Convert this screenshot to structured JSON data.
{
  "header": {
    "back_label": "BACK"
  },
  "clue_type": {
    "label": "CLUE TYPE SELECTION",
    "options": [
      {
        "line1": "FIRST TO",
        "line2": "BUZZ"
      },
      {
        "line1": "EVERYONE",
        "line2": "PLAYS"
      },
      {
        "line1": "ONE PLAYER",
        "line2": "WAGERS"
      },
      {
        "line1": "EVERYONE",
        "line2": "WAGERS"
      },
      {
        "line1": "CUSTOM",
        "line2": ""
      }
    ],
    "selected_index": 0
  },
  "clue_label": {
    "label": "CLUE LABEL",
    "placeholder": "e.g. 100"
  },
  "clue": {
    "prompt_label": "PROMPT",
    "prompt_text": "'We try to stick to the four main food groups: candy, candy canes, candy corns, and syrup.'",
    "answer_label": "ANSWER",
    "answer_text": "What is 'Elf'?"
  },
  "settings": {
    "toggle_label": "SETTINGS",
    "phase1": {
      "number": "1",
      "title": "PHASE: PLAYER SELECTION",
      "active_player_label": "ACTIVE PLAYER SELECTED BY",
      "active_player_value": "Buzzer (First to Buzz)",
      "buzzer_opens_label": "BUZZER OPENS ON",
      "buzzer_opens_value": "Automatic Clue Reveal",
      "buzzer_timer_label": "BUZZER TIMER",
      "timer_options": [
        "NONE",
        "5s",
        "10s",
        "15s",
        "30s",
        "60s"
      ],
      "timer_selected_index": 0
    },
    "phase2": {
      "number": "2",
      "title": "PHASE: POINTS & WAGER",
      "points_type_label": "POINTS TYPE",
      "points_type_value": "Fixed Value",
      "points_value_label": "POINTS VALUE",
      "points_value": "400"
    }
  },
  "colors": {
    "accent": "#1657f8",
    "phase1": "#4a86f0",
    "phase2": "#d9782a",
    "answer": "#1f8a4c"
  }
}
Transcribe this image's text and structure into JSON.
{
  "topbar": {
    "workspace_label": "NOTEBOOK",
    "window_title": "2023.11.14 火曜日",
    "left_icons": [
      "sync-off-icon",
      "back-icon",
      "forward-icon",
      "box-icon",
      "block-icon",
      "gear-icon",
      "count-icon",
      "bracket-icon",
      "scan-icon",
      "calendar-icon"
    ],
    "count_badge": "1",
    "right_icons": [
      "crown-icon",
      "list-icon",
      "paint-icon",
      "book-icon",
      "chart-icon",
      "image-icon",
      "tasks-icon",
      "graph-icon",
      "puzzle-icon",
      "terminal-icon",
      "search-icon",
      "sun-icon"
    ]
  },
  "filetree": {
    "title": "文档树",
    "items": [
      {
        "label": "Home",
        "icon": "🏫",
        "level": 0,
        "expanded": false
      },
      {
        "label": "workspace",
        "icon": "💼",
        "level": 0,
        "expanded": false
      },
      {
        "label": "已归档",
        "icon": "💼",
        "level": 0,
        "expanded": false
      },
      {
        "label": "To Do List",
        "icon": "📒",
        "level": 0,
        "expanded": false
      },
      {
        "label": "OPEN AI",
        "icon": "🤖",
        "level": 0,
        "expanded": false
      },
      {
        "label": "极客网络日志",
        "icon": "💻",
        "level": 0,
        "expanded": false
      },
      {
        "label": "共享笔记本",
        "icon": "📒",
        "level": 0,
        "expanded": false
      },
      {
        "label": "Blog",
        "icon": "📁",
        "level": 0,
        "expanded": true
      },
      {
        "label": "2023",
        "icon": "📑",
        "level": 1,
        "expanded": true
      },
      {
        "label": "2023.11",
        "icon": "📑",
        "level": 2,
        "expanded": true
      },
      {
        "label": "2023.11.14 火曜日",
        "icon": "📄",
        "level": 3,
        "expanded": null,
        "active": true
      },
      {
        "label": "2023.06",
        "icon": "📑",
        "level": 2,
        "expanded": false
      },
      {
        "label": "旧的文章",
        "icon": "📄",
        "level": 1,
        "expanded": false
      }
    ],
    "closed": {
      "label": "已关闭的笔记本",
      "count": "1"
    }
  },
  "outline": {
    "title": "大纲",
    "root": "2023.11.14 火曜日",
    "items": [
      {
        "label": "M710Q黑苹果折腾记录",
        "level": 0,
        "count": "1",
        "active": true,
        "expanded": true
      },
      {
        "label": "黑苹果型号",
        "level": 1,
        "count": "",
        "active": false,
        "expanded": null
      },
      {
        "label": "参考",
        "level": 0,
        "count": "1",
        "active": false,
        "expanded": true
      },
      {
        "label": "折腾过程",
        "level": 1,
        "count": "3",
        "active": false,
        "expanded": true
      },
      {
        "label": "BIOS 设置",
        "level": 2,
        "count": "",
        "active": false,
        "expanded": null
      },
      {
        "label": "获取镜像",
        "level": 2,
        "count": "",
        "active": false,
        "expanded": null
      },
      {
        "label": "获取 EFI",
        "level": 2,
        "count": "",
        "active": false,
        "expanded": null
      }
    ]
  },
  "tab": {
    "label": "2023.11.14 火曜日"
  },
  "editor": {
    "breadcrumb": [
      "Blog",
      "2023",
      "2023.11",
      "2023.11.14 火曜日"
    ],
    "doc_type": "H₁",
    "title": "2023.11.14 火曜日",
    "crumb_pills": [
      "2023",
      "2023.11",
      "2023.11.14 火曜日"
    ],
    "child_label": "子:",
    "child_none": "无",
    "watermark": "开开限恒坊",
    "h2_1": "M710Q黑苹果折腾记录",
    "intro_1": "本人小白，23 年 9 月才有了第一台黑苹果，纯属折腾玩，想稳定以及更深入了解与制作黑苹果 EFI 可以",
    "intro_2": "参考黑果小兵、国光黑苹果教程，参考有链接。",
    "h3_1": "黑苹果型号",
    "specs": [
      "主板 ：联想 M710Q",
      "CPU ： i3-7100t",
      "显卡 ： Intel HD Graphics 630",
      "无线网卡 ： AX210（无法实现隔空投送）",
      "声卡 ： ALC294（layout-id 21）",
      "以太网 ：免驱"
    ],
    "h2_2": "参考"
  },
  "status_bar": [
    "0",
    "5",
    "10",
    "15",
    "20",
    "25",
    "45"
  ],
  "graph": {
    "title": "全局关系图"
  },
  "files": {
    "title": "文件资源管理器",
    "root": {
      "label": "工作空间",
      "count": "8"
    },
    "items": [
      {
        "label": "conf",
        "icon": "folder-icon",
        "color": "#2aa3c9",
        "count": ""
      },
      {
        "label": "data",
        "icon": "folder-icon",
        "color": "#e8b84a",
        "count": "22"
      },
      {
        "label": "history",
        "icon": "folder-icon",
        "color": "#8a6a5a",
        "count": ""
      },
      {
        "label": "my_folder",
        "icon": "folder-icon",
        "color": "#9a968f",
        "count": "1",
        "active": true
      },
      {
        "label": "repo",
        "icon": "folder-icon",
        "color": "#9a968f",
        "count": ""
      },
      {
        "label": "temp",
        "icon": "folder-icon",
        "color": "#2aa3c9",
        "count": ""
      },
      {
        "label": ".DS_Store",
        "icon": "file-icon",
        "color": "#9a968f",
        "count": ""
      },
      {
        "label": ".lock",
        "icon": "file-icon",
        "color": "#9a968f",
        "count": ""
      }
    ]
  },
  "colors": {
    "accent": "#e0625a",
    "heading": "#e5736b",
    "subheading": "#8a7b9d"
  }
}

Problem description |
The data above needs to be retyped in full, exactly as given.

Solution to this problem |
Convert this screenshot to structured JSON data.
{
  "header": {
    "back_label": "BACK"
  },
  "clue_type": {
    "label": "CLUE TYPE SELECTION",
    "options": [
      {
        "line1": "FIRST TO",
        "line2": "BUZZ"
      },
      {
        "line1": "EVERYONE",
        "line2": "PLAYS"
      },
      {
        "line1": "ONE PLAYER",
        "line2": "WAGERS"
      },
      {
        "line1": "EVERYONE",
        "line2": "WAGERS"
      },
      {
        "line1": "CUSTOM",
        "line2": ""
      }
    ],
    "selected_index": 0
  },
  "clue_label": {
    "label": "CLUE LABEL",
    "placeholder": "e.g. 100"
  },
  "clue": {
    "prompt_label": "PROMPT",
    "prompt_text": "'We try to stick to the four main food groups: candy, candy canes, candy corns, and syrup.'",
    "answer_label": "ANSWER",
    "answer_text": "What is 'Elf'?"
  },
  "settings": {
    "toggle_label": "SETTINGS",
    "phase1": {
      "number": "1",
      "title": "PHASE: PLAYER SELECTION",
      "active_player_label": "ACTIVE PLAYER SELECTED BY",
      "active_player_value": "Buzzer (First to Buzz)",
      "buzzer_opens_label": "BUZZER OPENS ON",
      "buzzer_opens_value": "Automatic Clue Reveal",
      "buzzer_timer_label": "BUZZER TIMER",
      "timer_options": [
        "NONE",
        "5s",
        "10s",
        "15s",
        "30s",
        "60s"
      ],
      "timer_selected_index": 0
    },
    "phase2": {
      "number": "2",
      "title": "PHASE: POINTS & WAGER",
      "points_type_label": "POINTS TYPE",
      "points_type_value": "Fixed Value",
      "points_value_label": "POINTS VALUE",
      "points_value": "400"
    }
  },
  "colors": {
    "accent": "#1657f8",
    "phase1": "#4a86f0",
    "phase2": "#d9782a",
    "answer": "#1f8a4c"
  }
}
Transcribe this image's text and structure into JSON.
{
  "topbar": {
    "workspace_label": "NOTEBOOK",
    "window_title": "2023.11.14 火曜日",
    "left_icons": [
      "sync-off-icon",
      "back-icon",
      "forward-icon",
      "box-icon",
      "block-icon",
      "gear-icon",
      "count-icon",
      "bracket-icon",
      "scan-icon",
      "calendar-icon"
    ],
    "count_badge": "1",
    "right_icons": [
      "crown-icon",
      "list-icon",
      "paint-icon",
      "book-icon",
      "chart-icon",
      "image-icon",
      "tasks-icon",
      "graph-icon",
      "puzzle-icon",
      "terminal-icon",
      "search-icon",
      "sun-icon"
    ]
  },
  "filetree": {
    "title": "文档树",
    "items": [
      {
        "label": "Home",
        "icon": "🏫",
        "level": 0,
        "expanded": false
      },
      {
        "label": "workspace",
        "icon": "💼",
        "level": 0,
        "expanded": false
      },
      {
        "label": "已归档",
        "icon": "💼",
        "level": 0,
        "expanded": false
      },
      {
        "label": "To Do List",
        "icon": "📒",
        "level": 0,
        "expanded": false
      },
      {
        "label": "OPEN AI",
        "icon": "🤖",
        "level": 0,
        "expanded": false
      },
      {
        "label": "极客网络日志",
        "icon": "💻",
        "level": 0,
        "expanded": false
      },
      {
        "label": "共享笔记本",
        "icon": "📒",
        "level": 0,
        "expanded": false
      },
      {
        "label": "Blog",
        "icon": "📁",
        "level": 0,
        "expanded": true
      },
      {
        "label": "2023",
        "icon": "📑",
        "level": 1,
        "expanded": true
      },
      {
        "label": "2023.11",
        "icon": "📑",
        "level": 2,
        "expanded": true
      },
      {
        "label": "2023.11.14 火曜日",
        "icon": "📄",
        "level": 3,
        "expanded": null,
        "active": true
      },
      {
        "label": "2023.06",
        "icon": "📑",
        "level": 2,
        "expanded": false
      },
      {
        "label": "旧的文章",
        "icon": "📄",
        "level": 1,
        "expanded": false
      }
    ],
    "closed": {
      "label": "已关闭的笔记本",
      "count": "1"
    }
  },
  "outline": {
    "title": "大纲",
    "root": "2023.11.14 火曜日",
    "items": [
      {
        "label": "M710Q黑苹果折腾记录",
        "level": 0,
        "count": "1",
        "active": true,
        "expanded": true
      },
      {
        "label": "黑苹果型号",
        "level": 1,
        "count": "",
        "active": false,
        "expanded": null
      },
      {
        "label": "参考",
        "level": 0,
        "count": "1",
        "active": false,
        "expanded": true
      },
      {
        "label": "折腾过程",
        "level": 1,
        "count": "3",
        "active": false,
        "expanded": true
      },
      {
        "label": "BIOS 设置",
        "level": 2,
        "count": "",
        "active": false,
        "expanded": null
      },
      {
        "label": "获取镜像",
        "level": 2,
        "count": "",
        "active": false,
        "expanded": null
      },
      {
        "label": "获取 EFI",
        "level": 2,
        "count": "",
        "active": false,
        "expanded": null
      }
    ]
  },
  "tab": {
    "label": "2023.11.14 火曜日"
  },
  "editor": {
    "breadcrumb": [
      "Blog",
      "2023",
      "2023.11",
      "2023.11.14 火曜日"
    ],
    "doc_type": "H₁",
    "title": "2023.11.14 火曜日",
    "crumb_pills": [
      "2023",
      "2023.11",
      "2023.11.14 火曜日"
    ],
    "child_label": "子:",
    "child_none": "无",
    "watermark": "开开限恒坊",
    "h2_1": "M710Q黑苹果折腾记录",
    "intro_1": "本人小白，23 年 9 月才有了第一台黑苹果，纯属折腾玩，想稳定以及更深入了解与制作黑苹果 EFI 可以",
    "intro_2": "参考黑果小兵、国光黑苹果教程，参考有链接。",
    "h3_1": "黑苹果型号",
    "specs": [
      "主板 ：联想 M710Q",
      "CPU ： i3-7100t",
      "显卡 ： Intel HD Graphics 630",
      "无线网卡 ： AX210（无法实现隔空投送）",
      "声卡 ： ALC294（layout-id 21）",
      "以太网 ：免驱"
    ],
    "h2_2": "参考"
  },
  "status_bar": [
    "0",
    "5",
    "10",
    "15",
    "20",
    "25",
    "45"
  ],
  "graph": {
    "title": "全局关系图"
  },
  "files": {
    "title": "文件资源管理器",
    "root": {
      "label": "工作空间",
      "count": "8"
    },
    "items": [
      {
        "label": "conf",
        "icon": "folder-icon",
        "color": "#2aa3c9",
        "count": ""
      },
      {
        "label": "data",
        "icon": "folder-icon",
        "color": "#e8b84a",
        "count": "22"
      },
      {
        "label": "history",
        "icon": "folder-icon",
        "color": "#8a6a5a",
        "count": ""
      },
      {
        "label": "my_folder",
        "icon": "folder-icon",
        "color": "#9a968f",
        "count": "1",
        "active": true
      },
      {
        "label": "repo",
        "icon": "folder-icon",
        "color": "#9a968f",
        "count": ""
      },
      {
        "label": "temp",
        "icon": "folder-icon",
        "color": "#2aa3c9",
        "count": ""
      },
      {
        "label": ".DS_Store",
        "icon": "file-icon",
        "color": "#9a968f",
        "count": ""
      },
      {
        "label": ".lock",
        "icon": "file-icon",
        "color": "#9a968f",
        "count": ""
      }
    ]
  },
  "colors": {
    "accent": "#e0625a",
    "heading": "#e5736b",
    "subheading": "#8a7b9d"
  }
}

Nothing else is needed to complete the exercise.